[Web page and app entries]
=-=-=-=-=

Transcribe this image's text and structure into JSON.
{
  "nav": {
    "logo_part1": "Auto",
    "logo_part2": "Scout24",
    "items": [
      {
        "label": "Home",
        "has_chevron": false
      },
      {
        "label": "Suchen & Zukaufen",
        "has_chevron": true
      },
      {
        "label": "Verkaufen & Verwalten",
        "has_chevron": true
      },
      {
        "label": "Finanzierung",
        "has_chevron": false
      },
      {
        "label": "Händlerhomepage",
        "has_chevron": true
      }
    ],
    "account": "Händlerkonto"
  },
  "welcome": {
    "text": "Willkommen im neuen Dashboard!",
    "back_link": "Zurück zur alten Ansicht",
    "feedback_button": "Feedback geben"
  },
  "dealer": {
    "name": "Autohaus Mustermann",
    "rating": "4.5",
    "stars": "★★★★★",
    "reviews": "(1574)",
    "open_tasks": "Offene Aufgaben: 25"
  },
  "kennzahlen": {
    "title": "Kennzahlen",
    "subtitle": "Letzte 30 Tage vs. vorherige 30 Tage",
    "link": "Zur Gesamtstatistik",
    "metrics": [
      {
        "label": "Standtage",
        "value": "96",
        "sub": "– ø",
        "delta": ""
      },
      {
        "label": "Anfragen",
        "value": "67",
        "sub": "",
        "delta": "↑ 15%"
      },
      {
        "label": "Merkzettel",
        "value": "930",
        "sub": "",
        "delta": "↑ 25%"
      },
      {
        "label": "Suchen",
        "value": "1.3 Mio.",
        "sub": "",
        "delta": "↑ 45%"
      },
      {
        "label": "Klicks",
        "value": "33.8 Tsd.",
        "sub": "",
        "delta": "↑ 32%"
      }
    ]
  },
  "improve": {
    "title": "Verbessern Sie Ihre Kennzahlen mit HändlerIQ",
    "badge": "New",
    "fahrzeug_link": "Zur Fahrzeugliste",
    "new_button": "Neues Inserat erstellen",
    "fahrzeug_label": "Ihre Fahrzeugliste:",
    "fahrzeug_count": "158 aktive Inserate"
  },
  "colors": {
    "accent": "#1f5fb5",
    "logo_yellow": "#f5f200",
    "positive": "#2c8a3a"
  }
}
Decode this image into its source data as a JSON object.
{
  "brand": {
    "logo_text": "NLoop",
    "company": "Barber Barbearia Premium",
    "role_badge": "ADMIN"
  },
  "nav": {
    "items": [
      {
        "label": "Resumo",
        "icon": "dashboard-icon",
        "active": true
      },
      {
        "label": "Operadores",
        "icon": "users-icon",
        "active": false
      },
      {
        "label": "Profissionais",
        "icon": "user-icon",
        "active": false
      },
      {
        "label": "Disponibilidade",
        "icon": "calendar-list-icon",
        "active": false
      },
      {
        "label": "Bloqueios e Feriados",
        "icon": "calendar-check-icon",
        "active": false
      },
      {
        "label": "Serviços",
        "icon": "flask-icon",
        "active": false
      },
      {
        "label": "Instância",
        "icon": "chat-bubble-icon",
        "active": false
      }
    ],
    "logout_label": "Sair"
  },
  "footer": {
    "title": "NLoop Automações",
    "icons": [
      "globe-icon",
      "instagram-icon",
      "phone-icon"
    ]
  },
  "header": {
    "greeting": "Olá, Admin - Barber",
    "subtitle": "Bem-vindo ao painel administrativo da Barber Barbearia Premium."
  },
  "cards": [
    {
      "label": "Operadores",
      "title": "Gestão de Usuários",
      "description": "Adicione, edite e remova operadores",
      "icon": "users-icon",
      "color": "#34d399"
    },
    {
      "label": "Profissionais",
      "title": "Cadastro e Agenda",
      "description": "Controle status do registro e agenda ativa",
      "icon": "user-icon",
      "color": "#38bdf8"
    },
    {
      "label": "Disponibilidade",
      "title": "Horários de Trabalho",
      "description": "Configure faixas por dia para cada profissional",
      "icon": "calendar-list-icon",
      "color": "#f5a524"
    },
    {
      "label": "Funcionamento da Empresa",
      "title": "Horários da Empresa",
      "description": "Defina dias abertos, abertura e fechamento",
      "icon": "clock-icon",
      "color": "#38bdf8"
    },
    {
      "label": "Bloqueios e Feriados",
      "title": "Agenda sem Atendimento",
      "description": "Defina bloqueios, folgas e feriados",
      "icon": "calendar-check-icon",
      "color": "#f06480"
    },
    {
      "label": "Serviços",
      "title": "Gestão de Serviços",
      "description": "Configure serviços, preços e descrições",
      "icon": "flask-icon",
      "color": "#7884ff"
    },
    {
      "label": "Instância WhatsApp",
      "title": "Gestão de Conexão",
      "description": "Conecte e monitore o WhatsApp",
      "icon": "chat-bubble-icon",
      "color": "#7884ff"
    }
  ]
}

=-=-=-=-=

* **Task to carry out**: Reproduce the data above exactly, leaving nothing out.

* **Worked solution**:
Transcribe this image's text and structure into JSON.
{
  "nav": {
    "logo_part1": "Auto",
    "logo_part2": "Scout24",
    "items": [
      {
        "label": "Home",
        "has_chevron": false
      },
      {
        "label": "Suchen & Zukaufen",
        "has_chevron": true
      },
      {
        "label": "Verkaufen & Verwalten",
        "has_chevron": true
      },
      {
        "label": "Finanzierung",
        "has_chevron": false
      },
      {
        "label": "Händlerhomepage",
        "has_chevron": true
      }
    ],
    "account": "Händlerkonto"
  },
  "welcome": {
    "text": "Willkommen im neuen Dashboard!",
    "back_link": "Zurück zur alten Ansicht",
    "feedback_button": "Feedback geben"
  },
  "dealer": {
    "name": "Autohaus Mustermann",
    "rating": "4.5",
    "stars": "★★★★★",
    "reviews": "(1574)",
    "open_tasks": "Offene Aufgaben: 25"
  },
  "kennzahlen": {
    "title": "Kennzahlen",
    "subtitle": "Letzte 30 Tage vs. vorherige 30 Tage",
    "link": "Zur Gesamtstatistik",
    "metrics": [
      {
        "label": "Standtage",
        "value": "96",
        "sub": "– ø",
        "delta": ""
      },
      {
        "label": "Anfragen",
        "value": "67",
        "sub": "",
        "delta": "↑ 15%"
      },
      {
        "label": "Merkzettel",
        "value": "930",
        "sub": "",
        "delta": "↑ 25%"
      },
      {
        "label": "Suchen",
        "value": "1.3 Mio.",
        "sub": "",
        "delta": "↑ 45%"
      },
      {
        "label": "Klicks",
        "value": "33.8 Tsd.",
        "sub": "",
        "delta": "↑ 32%"
      }
    ]
  },
  "improve": {
    "title": "Verbessern Sie Ihre Kennzahlen mit HändlerIQ",
    "badge": "New",
    "fahrzeug_link": "Zur Fahrzeugliste",
    "new_button": "Neues Inserat erstellen",
    "fahrzeug_label": "Ihre Fahrzeugliste:",
    "fahrzeug_count": "158 aktive Inserate"
  },
  "colors": {
    "accent": "#1f5fb5",
    "logo_yellow": "#f5f200",
    "positive": "#2c8a3a"
  }
}
Decode this image into its source data as a JSON object.
{
  "brand": {
    "logo_text": "NLoop",
    "company": "Barber Barbearia Premium",
    "role_badge": "ADMIN"
  },
  "nav": {
    "items": [
      {
        "label": "Resumo",
        "icon": "dashboard-icon",
        "active": true
      },
      {
        "label": "Operadores",
        "icon": "users-icon",
        "active": false
      },
      {
        "label": "Profissionais",
        "icon": "user-icon",
        "active": false
      },
      {
        "label": "Disponibilidade",
        "icon": "calendar-list-icon",
        "active": false
      },
      {
        "label": "Bloqueios e Feriados",
        "icon": "calendar-check-icon",
        "active": false
      },
      {
        "label": "Serviços",
        "icon": "flask-icon",
        "active": false
      },
      {
        "label": "Instância",
        "icon": "chat-bubble-icon",
        "active": false
      }
    ],
    "logout_label": "Sair"
  },
  "footer": {
    "title": "NLoop Automações",
    "icons": [
      "globe-icon",
      "instagram-icon",
      "phone-icon"
    ]
  },
  "header": {
    "greeting": "Olá, Admin - Barber",
    "subtitle": "Bem-vindo ao painel administrativo da Barber Barbearia Premium."
  },
  "cards": [
    {
      "label": "Operadores",
      "title": "Gestão de Usuários",
      "description": "Adicione, edite e remova operadores",
      "icon": "users-icon",
      "color": "#34d399"
    },
    {
      "label": "Profissionais",
      "title": "Cadastro e Agenda",
      "description": "Controle status do registro e agenda ativa",
      "icon": "user-icon",
      "color": "#38bdf8"
    },
    {
      "label": "Disponibilidade",
      "title": "Horários de Trabalho",
      "description": "Configure faixas por dia para cada profissional",
      "icon": "calendar-list-icon",
      "color": "#f5a524"
    },
    {
      "label": "Funcionamento da Empresa",
      "title": "Horários da Empresa",
      "description": "Defina dias abertos, abertura e fechamento",
      "icon": "clock-icon",
      "color": "#38bdf8"
    },
    {
      "label": "Bloqueios e Feriados",
      "title": "Agenda sem Atendimento",
      "description": "Defina bloqueios, folgas e feriados",
      "icon": "calendar-check-icon",
      "color": "#f06480"
    },
    {
      "label": "Serviços",
      "title": "Gestão de Serviços",
      "description": "Configure serviços, preços e descrições",
      "icon": "flask-icon",
      "color": "#7884ff"
    },
    {
      "label": "Instância WhatsApp",
      "title": "Gestão de Conexão",
      "description": "Conecte e monitore o WhatsApp",
      "icon": "chat-bubble-icon",
      "color": "#7884ff"
    }
  ]
}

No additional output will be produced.